The Fury (1978)
Review by Jude Felton
Hidden among director Brian DePalma’s better known movies, such as Carrie, Scarface and The Untouchables, lies an oft overlooked gem of a film. The Fury, which Twilight Time have dusted off and given life on limited edition Blu-ray, takes elements of movies such as Scanners and Firestarter, among others, and delivers a great little yarn about psychic powers, shady government agencies and Kirk ‘don’t I look great in these shorts’ Douglas.
The plot, at its very core, concerns two parallel stories. The first being Peter Sandza’s (Kirk Douglas) who is believed to have been killed, who tries to find his son after a government agent double-crosses him to get to his son. You see, Peter’s son has some bad-ass psychic abilities, and the powers that be want to harness them for their own nefarious deeds.
The other story concerns Gillian Bellaver (the delightful Amy Irving), who as a young student discovers that she also has these strange powers. Not only can she move things with her mind, she can also ‘see’ past events when she has physical contact with another person.
So, what we get is a moderately complex thriller that follows these two stories that will as you might expect come together at some point down the line. It’s all rather wonderful stuff, with DePalma delivering a quite riveting movie. The Fury isn’t his most flashy movie, although there are one or two quite simply superb moments, which usually involve Gillian, and a final scene that is spectacular.
What you should not expect from The Fury is an amped up Scanners. Yes, it does focus on psychic abilities, but these are only part of the story, and not the visual focus. Don’t worry though, as when they do kick in they really are worth it.
For some strange reason, probably due to The Fury being a lesser known film, Twilight Time’s release of Christine, which came out on the same day, has stolen all of the thunder and is currently going for stupid prices on eBay. This is bloody good news for you guys though, as you should snap up a copy of The Fury while it is still for sale at regular price.
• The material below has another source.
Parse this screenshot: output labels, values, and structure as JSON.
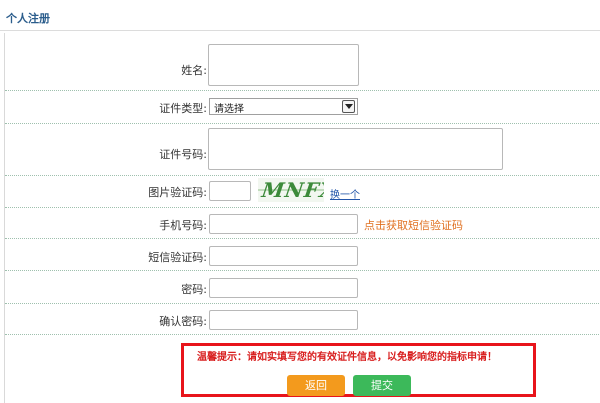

Remember, there are only 3000 copies of The Fury, and it is a far superior film than the already terrific Christine, and it looks bloody gorgeous on this Blu-ray.
Where the release of Christine surpasses that of The Fury’s is with the special features included on the Blu-ray. Christine has a ton of them, whereas The Fury only has a trailer and an isolated score track. Admittedly, the score is well worth your time listening to, as it is one of John Williams’ underrated gems, as is the movie.
The Fury itself is a wonderful slice of late 70s’ cinema; it has a bad-ass cast, which also includes John Cassavettes and Charles Durning, great effects, tight plot and some seriously cool set-pieces. Sure, it does get a little over-dramatic in places, with scenery chewing being at a premium, but it is such an enjoyable movie. You aren’t going to get 1000 edits per second, instead DePalma lets the story unfold at its own pace, giving the viewer time to savor what is unfolding on screen.
DePalma is quite often underrated as a director in his own right, with many drawing on his love of Hitchcock as his primary influence, yet The Fury is just another example of how good of a director he really is. If you are a fan of 70s’ cinema, great stories and great filmmaking, you really need to check out The Fury. And yes, DePalma does film a damned fine exploding body.
The Fury is released on Limited Edition Blu-ray by Screen Archives Entertainment, and can be purchased here.
(The screenshots in this review do not represent the actual quality of the Blu-ray release, and are used purely to illustrate this review.)